¹ Source of English text: Elysée website.
Nice, 31 May 2010
I’m utterly convinced that it’s no longer possible to talk about the major issues of the world without the presence of Africa.
What underpins our firm belief is the clear awareness that our destinies are inextricably linked. Africa’s failure would be Europe’s tragedy. We, Europe and France, have a major interest in Africa’s success. Twelve kilometres separate our two continents, we share similar destinies, similar interests. (…)
Africa is our future. The African continent, which has long been on the sidelines, is increasingly establishing itself daily as an absolutely major player in international life. Africa’s tremendous demographic dynamism and substantial resources make it the global economy’s main potential for growth in the coming decades. Our own future depends to a great extent on Africa’s development and our shared ability to ensure its development, through peace and stability. (…)
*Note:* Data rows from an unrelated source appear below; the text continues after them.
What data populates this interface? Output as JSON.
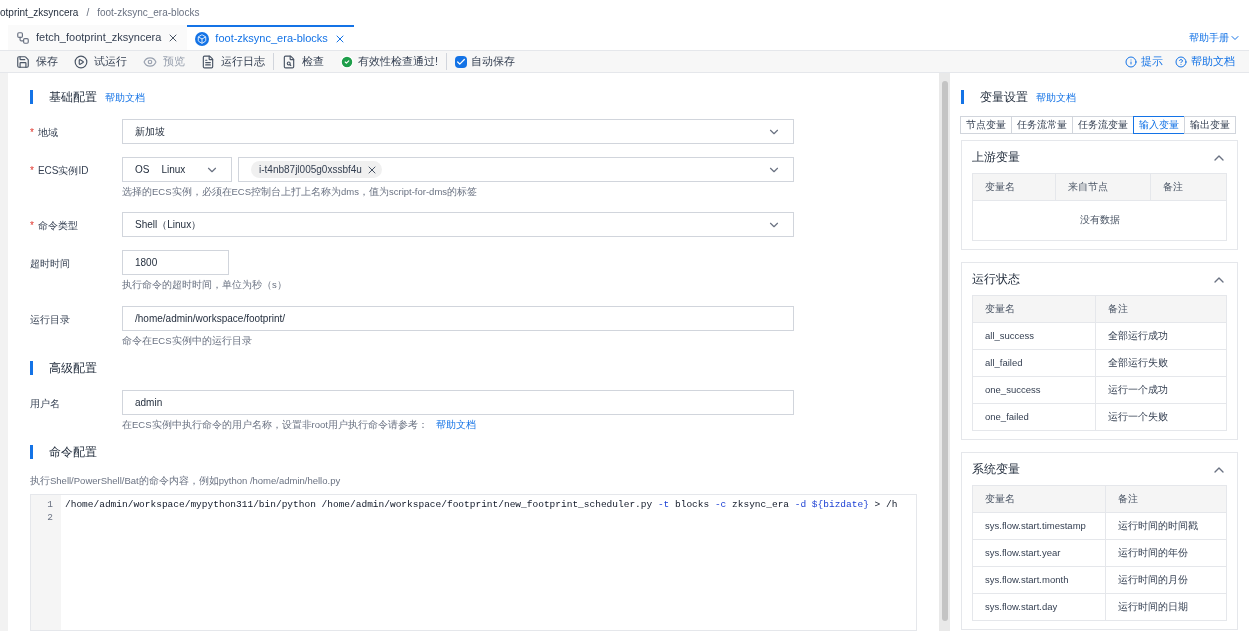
{
  "breadcrumb": [
    "otprint_zksyncera",
    "/",
    "foot-zksync_era-blocks"
  ],
  "tabs": [
    {
      "label": "fetch_footprint_zksyncera",
      "kind": "flow",
      "selected": false
    },
    {
      "label": "foot-zksync_era-blocks",
      "kind": "node",
      "selected": true
    }
  ],
  "help_manual": "帮助手册",
  "toolbar": [
    {
      "label": "保存",
      "kind": "save"
    },
    {
      "label": "试运行",
      "kind": "run"
    },
    {
      "label": "预览",
      "kind": "preview",
      "disabled": true
    },
    {
      "label": "运行日志",
      "kind": "log"
    },
    {
      "label": "检查",
      "kind": "check"
    },
    {
      "label": "有效性检查通过!",
      "kind": "status"
    },
    {
      "label": "自动保存",
      "kind": "checkbox",
      "checked": true
    }
  ],
  "toolbar_right": [
    {
      "label": "提示",
      "kind": "info"
    },
    {
      "label": "帮助文档",
      "kind": "help"
    }
  ],
  "sections": [
    {
      "title": "基础配置",
      "link": "帮助文档",
      "fields": [
        {
          "label": "地域",
          "required_mark": "*",
          "kind": "select",
          "value": "新加坡"
        },
        {
          "label": "ECS实例ID",
          "required_mark": "*",
          "kind": "os-tags",
          "os_label": "OS",
          "os_value": "Linux",
          "tags": [
            "i-t4nb87jl005g0xssbf4u"
          ],
          "hint": "选择的ECS实例，必须在ECS控制台上打上名称为dms，值为script-for-dms的标签"
        },
        {
          "label": "命令类型",
          "required_mark": "*",
          "kind": "select",
          "value": "Shell（Linux）"
        },
        {
          "label": "超时时间",
          "kind": "short",
          "value": "1800",
          "hint": "执行命令的超时时间，单位为秒（s）"
        },
        {
          "label": "运行目录",
          "kind": "text",
          "value": "/home/admin/workspace/footprint/",
          "hint": "命令在ECS实例中的运行目录"
        }
      ]
    },
    {
      "title": "高级配置",
      "fields": [
        {
          "label": "用户名",
          "kind": "text",
          "value": "admin",
          "hint": "在ECS实例中执行命令的用户名称，设置非root用户执行命令请参考：",
          "hint_link": "帮助文档"
        }
      ]
    },
    {
      "title": "命令配置",
      "description": "执行Shell/PowerShell/Bat的命令内容，例如python /home/admin/hello.py",
      "code": [
        {
          "number": "1",
          "tokens": [
            {
              "text": "/home/admin/workspace/mypython311/bin/python /home/admin/workspace/footprint/new_footprint_scheduler.py ",
              "kind": "plain"
            },
            {
              "text": "-t",
              "kind": "flag"
            },
            {
              "text": " blocks ",
              "kind": "plain"
            },
            {
              "text": "-c",
              "kind": "flag"
            },
            {
              "text": " zksync_era ",
              "kind": "plain"
            },
            {
              "text": "-d ${bizdate}",
              "kind": "flag"
            },
            {
              "text": " > /h",
              "kind": "plain"
            }
          ]
        },
        {
          "number": "2"
        }
      ]
    }
  ],
  "variables": {
    "title": "变量设置",
    "link": "帮助文档",
    "tabs": [
      {
        "label": "节点变量",
        "selected": false
      },
      {
        "label": "任务流常量",
        "selected": false
      },
      {
        "label": "任务流变量",
        "selected": false
      },
      {
        "label": "输入变量",
        "selected": true
      },
      {
        "label": "输出变量",
        "selected": false
      }
    ],
    "panels": [
      {
        "title": "上游变量",
        "expanded": true,
        "columns": [
          "变量名",
          "来自节点",
          "备注"
        ],
        "empty_text": "没有数据"
      },
      {
        "title": "运行状态",
        "expanded": true,
        "columns": [
          "变量名",
          "备注"
        ],
        "rows": [
          [
            "all_success",
            "全部运行成功"
          ],
          [
            "all_failed",
            "全部运行失败"
          ],
          [
            "one_success",
            "运行一个成功"
          ],
          [
            "one_failed",
            "运行一个失败"
          ]
        ]
      },
      {
        "title": "系统变量",
        "expanded": true,
        "columns": [
          "变量名",
          "备注"
        ],
        "rows": [
          [
            "sys.flow.start.timestamp",
            "运行时间的时间戳"
          ],
          [
            "sys.flow.start.year",
            "运行时间的年份"
          ],
          [
            "sys.flow.start.month",
            "运行时间的月份"
          ],
          [
            "sys.flow.start.day",
            "运行时间的日期"
          ]
        ]
      }
    ]
  }
}
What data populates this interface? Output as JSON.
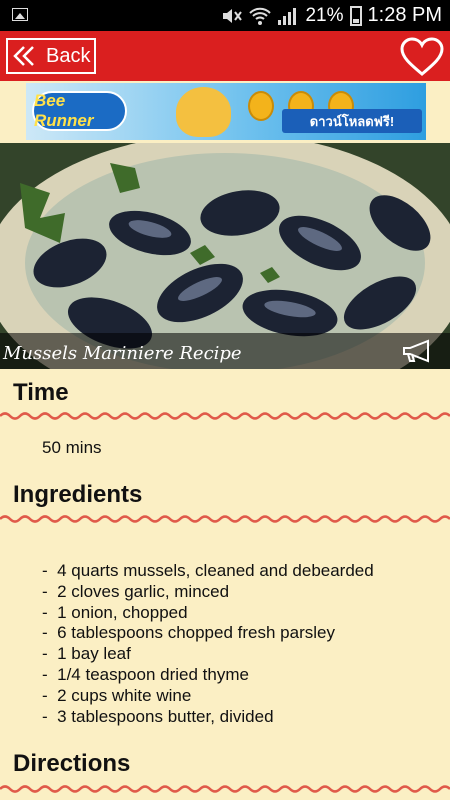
{
  "status_bar": {
    "battery": "21%",
    "time": "1:28 PM"
  },
  "header": {
    "back_label": "Back"
  },
  "ad": {
    "logo_text": "Bee Runner",
    "banner_text": "ดาวน์โหลดฟรี!"
  },
  "recipe": {
    "title": "Mussels Mariniere Recipe",
    "time_heading": "Time",
    "time_value": "50 mins",
    "ingredients_heading": "Ingredients",
    "ingredients": [
      "4 quarts mussels, cleaned and debearded",
      "2 cloves garlic, minced",
      "1 onion, chopped",
      "6 tablespoons chopped fresh parsley",
      "1 bay leaf",
      "1/4 teaspoon dried thyme",
      "2 cups white wine",
      "3 tablespoons butter, divided"
    ],
    "directions_heading": "Directions"
  },
  "colors": {
    "header_red": "#da1f1f",
    "background_cream": "#fbefc4",
    "wave_red": "#e05a4a"
  }
}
In order resolutely to enter this partnership, we wanted to put three items at the centre of our discussions.
To begin with, the first item [on the agenda] – which can’t be ignored, we have no more time to lose – is that of Africa’s role in global governance.
Now things have to be clear, and everyone has to put their cards on the table. If we say we’re friends with Africa, then we must be ready to make a place for Africa in global governance. (…) It’s a question of legitimacy, and efficiency, the United Nations Security Council must be reformed. And it is totally unjustified that Africa doesn’t have a single permanent member of the Security Council.
In the same way, when France holds the presidency of the G8 and G20, she will take initiatives on this.
The second item on our agenda will be that of peace and security in Africa. (…)
I’d like to discuss the institutional crises in Africa with you. You know our position on democracy and human rights: these aren’t [just] Western values, they are universal ones. (…)
Finally, third theme: climate and development. On such an issue it’s essential to go on working together, as we started doing in Copenhagen and prior to Copenhagen. And I intend the commitments the Minister of State and I got in Copenhagen – i.e. the “fast start”, financing for the forest areas, for Africa – to be scrupulously honoured.
An exciting job awaits us. France wants to be Africa’s ally. Europe and Africa share similar values. Together, we can build the global governance of the 21st century. (…)./.